> [What you will do]
Copy out each line of the entries where the word "arrow" is present.

> [Material for this task]
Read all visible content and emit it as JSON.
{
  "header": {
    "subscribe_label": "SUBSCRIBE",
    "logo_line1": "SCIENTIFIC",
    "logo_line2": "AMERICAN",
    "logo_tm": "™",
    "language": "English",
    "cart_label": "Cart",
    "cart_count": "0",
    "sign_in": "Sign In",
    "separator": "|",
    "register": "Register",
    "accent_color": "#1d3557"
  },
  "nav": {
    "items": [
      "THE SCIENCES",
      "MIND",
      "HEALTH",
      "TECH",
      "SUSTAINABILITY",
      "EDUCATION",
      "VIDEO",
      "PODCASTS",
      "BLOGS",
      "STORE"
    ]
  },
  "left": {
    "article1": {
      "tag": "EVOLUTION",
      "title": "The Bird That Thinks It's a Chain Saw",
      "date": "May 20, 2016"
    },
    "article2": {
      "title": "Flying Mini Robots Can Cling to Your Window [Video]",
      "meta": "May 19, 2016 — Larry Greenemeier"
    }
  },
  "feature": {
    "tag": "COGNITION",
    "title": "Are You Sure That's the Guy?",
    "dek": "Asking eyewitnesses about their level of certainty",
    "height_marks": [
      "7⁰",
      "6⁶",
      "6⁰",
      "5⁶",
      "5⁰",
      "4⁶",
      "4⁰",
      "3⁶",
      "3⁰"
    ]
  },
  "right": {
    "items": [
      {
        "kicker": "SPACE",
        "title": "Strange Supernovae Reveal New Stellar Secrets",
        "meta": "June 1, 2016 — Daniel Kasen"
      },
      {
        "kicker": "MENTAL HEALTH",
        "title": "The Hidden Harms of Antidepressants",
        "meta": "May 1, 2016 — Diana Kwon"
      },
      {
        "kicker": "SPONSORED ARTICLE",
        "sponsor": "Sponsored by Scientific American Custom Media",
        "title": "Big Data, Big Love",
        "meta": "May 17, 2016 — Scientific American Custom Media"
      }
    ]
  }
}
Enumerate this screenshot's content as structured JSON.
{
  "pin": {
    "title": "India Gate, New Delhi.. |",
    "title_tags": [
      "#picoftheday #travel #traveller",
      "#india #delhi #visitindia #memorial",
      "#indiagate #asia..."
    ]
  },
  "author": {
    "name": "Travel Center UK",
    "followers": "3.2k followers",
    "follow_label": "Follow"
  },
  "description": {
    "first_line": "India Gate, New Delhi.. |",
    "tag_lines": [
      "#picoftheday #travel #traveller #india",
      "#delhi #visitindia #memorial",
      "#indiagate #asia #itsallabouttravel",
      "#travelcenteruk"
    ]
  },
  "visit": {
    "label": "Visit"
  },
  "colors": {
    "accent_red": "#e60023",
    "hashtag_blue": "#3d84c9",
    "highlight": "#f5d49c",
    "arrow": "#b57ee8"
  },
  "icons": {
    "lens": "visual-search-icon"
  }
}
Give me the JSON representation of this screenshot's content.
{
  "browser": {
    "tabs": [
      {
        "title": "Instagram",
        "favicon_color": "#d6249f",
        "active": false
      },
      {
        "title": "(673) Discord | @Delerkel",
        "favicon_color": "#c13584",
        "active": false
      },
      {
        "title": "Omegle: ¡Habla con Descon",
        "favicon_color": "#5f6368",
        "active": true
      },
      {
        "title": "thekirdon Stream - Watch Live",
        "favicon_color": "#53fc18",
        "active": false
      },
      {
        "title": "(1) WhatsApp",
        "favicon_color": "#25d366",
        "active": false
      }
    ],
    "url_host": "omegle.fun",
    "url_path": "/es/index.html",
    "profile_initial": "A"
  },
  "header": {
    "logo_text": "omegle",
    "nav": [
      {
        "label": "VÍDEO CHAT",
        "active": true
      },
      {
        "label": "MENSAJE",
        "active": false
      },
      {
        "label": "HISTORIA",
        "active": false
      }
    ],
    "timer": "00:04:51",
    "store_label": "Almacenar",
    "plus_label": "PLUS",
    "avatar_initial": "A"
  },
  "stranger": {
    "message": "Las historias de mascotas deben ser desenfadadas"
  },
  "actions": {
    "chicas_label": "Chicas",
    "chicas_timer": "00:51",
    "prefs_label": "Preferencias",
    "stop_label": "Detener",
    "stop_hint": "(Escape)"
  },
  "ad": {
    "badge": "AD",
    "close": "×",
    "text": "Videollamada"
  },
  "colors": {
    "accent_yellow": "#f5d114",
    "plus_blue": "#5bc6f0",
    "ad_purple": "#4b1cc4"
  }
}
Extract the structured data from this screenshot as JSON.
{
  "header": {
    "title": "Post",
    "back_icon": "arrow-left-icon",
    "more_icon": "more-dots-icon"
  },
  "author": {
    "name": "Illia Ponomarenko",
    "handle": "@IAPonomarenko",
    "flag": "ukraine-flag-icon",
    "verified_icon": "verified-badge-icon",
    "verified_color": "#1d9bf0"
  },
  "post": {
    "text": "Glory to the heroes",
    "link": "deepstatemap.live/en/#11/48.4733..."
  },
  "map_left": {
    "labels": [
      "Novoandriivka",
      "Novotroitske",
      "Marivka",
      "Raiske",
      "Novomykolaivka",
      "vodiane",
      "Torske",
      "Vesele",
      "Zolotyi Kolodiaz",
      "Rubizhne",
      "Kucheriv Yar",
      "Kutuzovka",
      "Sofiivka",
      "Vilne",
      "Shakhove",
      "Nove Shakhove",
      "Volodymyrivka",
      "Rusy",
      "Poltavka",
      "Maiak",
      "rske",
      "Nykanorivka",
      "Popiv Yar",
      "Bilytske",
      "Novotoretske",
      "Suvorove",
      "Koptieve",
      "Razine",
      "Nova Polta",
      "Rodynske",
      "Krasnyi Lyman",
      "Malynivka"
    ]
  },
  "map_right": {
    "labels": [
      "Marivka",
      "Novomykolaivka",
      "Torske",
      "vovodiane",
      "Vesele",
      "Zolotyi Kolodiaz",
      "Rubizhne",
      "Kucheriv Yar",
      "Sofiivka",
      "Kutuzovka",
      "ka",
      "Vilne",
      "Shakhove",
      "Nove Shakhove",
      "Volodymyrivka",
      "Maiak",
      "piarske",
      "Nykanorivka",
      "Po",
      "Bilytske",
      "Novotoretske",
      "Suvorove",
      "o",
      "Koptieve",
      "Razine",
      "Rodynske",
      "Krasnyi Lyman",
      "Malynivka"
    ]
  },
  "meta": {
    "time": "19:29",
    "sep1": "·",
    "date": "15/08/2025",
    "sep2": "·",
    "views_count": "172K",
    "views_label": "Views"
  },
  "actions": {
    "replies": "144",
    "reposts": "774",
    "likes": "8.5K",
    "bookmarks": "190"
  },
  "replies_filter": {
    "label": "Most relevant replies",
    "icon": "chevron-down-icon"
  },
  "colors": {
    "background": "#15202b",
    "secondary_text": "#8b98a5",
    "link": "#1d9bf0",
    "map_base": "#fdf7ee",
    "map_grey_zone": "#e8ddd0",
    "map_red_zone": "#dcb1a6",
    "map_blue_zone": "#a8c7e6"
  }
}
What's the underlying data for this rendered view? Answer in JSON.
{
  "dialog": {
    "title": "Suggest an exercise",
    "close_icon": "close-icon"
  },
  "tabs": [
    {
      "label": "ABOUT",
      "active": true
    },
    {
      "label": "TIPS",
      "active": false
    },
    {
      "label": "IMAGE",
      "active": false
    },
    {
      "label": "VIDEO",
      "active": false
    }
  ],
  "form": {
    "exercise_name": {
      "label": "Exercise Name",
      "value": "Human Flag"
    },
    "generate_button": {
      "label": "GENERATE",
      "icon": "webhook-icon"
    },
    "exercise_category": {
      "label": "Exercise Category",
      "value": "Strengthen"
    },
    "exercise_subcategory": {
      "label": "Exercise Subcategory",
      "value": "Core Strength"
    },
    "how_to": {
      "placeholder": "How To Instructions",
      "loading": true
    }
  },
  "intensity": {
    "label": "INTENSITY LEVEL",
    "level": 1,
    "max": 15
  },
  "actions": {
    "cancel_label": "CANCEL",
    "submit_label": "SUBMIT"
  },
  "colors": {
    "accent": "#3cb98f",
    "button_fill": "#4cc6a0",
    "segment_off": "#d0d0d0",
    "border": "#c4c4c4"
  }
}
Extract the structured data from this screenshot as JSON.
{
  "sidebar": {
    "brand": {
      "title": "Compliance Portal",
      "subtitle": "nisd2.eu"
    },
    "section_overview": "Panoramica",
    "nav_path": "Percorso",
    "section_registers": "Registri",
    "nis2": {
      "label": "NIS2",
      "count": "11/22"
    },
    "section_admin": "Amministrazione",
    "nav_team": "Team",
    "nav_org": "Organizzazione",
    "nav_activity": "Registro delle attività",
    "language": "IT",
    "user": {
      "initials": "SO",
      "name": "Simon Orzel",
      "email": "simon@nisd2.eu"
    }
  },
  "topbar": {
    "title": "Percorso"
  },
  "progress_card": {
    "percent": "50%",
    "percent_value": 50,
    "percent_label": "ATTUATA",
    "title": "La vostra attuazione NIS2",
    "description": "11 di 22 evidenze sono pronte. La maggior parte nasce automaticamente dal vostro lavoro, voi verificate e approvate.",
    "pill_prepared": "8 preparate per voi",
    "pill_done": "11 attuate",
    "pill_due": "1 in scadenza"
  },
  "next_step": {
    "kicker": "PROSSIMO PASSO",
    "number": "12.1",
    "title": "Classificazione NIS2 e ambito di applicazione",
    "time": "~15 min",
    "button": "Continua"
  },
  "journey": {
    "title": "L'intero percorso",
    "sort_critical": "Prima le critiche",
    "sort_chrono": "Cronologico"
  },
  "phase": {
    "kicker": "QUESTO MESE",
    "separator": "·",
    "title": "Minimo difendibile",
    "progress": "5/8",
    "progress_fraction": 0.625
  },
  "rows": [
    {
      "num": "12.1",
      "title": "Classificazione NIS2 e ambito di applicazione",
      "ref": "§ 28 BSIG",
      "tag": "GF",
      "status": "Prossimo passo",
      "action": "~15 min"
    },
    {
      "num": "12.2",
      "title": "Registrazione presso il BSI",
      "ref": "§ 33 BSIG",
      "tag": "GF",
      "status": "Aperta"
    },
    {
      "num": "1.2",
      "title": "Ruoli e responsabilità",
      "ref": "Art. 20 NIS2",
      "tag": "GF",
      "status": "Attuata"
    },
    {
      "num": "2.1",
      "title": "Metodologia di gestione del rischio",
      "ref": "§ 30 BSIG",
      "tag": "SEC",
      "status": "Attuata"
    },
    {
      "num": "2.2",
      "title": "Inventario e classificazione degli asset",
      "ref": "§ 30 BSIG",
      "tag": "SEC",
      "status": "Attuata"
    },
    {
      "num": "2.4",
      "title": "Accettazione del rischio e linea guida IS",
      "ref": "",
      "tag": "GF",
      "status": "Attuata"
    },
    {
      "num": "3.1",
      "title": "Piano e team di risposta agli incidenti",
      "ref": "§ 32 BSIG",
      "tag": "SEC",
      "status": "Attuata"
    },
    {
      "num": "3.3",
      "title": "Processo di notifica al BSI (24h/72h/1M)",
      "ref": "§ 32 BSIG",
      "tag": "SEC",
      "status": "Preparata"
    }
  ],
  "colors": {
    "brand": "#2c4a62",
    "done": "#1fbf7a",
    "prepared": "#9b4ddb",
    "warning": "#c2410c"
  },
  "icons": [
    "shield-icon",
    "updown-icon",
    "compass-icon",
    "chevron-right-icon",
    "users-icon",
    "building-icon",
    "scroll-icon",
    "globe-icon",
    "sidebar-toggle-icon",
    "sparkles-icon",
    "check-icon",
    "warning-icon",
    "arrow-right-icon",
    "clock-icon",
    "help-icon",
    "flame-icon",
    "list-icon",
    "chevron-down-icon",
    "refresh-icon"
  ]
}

> [Result of the exercise]
    "arrow": "#b57ee8"
    "back_icon": "arrow-left-icon",
    "arrow-right-icon",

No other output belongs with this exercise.